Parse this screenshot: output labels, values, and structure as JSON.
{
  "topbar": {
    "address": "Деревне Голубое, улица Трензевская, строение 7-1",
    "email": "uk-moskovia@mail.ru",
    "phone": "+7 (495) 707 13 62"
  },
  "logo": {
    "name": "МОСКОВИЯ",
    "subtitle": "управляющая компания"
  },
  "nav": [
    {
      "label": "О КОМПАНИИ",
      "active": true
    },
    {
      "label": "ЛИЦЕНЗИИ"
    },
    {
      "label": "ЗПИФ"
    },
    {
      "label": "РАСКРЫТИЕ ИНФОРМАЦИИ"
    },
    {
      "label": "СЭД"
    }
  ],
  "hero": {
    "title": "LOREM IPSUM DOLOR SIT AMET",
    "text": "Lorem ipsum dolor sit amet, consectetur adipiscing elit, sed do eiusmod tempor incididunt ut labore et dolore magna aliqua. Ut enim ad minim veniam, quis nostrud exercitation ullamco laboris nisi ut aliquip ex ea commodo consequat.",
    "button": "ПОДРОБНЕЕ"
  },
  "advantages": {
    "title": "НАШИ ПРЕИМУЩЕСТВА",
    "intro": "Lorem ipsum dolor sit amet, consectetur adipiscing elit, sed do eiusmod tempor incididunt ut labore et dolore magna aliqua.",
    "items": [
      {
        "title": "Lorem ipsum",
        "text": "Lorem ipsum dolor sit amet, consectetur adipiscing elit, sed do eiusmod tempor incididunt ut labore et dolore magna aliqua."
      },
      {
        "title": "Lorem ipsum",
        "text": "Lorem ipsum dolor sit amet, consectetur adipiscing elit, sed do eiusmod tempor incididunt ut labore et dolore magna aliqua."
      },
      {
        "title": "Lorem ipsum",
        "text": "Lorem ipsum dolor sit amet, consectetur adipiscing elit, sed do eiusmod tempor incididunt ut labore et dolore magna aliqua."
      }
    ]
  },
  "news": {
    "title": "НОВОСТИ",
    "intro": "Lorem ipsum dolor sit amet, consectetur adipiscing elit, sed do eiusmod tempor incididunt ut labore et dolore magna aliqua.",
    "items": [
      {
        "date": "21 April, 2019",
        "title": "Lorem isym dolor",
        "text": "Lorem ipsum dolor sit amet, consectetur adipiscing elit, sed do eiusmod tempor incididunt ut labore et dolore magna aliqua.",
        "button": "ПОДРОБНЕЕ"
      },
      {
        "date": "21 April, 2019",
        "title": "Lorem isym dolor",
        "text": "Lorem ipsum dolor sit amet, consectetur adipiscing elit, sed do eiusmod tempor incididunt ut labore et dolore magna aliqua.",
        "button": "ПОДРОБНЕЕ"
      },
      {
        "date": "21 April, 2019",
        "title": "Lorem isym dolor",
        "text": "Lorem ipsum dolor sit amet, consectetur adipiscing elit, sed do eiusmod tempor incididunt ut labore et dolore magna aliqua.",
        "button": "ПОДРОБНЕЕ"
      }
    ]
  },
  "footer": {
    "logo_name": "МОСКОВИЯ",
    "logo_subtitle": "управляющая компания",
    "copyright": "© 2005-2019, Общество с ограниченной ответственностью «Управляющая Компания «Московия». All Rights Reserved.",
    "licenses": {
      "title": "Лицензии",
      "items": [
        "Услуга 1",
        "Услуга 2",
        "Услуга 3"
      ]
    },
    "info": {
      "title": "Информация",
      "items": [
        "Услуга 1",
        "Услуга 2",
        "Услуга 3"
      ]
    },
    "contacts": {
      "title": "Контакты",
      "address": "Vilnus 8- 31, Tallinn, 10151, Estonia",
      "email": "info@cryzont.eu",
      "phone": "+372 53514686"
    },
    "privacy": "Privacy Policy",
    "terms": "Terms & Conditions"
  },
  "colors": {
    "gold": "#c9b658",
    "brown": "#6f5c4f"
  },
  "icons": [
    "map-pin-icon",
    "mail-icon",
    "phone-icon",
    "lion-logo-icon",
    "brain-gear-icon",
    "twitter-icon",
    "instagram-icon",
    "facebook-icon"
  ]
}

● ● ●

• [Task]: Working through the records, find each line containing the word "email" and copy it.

• [Response to this task]:
    "email": "uk-moskovia@mail.ru",
      "email": "info@cryzont.eu",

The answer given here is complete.